Summary: Leading Edge
Review
246 Cell 139, October 16, 2009 2009 Elsevier Inc.
Introduction
The great majority of animals have photoreceptors of one sort or
another for detecting food source, mate, predator/prey, orienta-
tion, or simply the light/dark cycle dictated by the movement of
the sun. Such photoreceptors, whether ocular or extraocular, are
generally distinguishable into two types: ciliary and rhabdomeric,
depending on whether the proliferation of photosensitive mem-
branes necessary for efficient light absorption is derived from a
modified cilium or from microvillar projections of the apical cell
surface forming a rhabdom (for review, Arendt, 2003; Lamb et al.,
2007). Uniformly, these photoreceptors sense light with a visual
pigment composed of a vitamin A-based chromophore and a
seven-transmembrane-helix apoprotein, opsin. These pigments
are prototypical G protein-coupled receptors (GPCRs), signaling
via heterotrimeric G proteins.
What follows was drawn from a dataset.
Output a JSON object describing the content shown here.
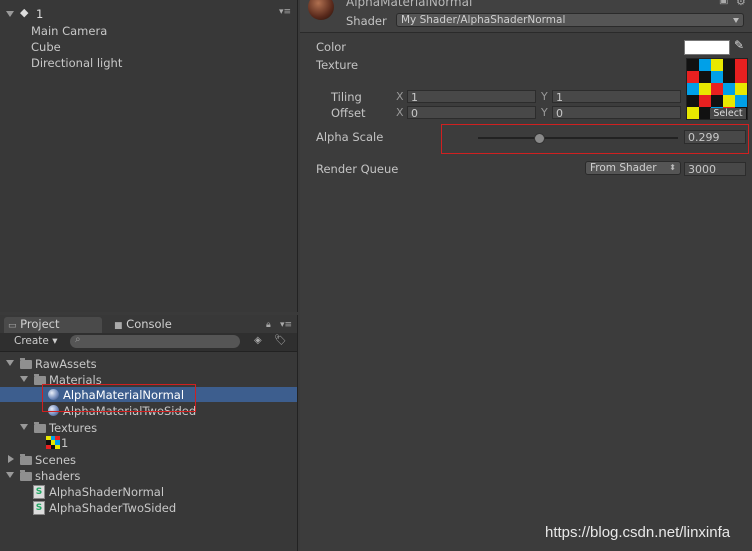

More than 1000 opsins have now
been identified in the animal kingdom, all believed to originate
from a common ancestor and separate from the structurally simi-

  

Source: Alford, Simon - Department of Biological Sciences, University of Illinois at Chicago

 

Collections: Biology and Medicine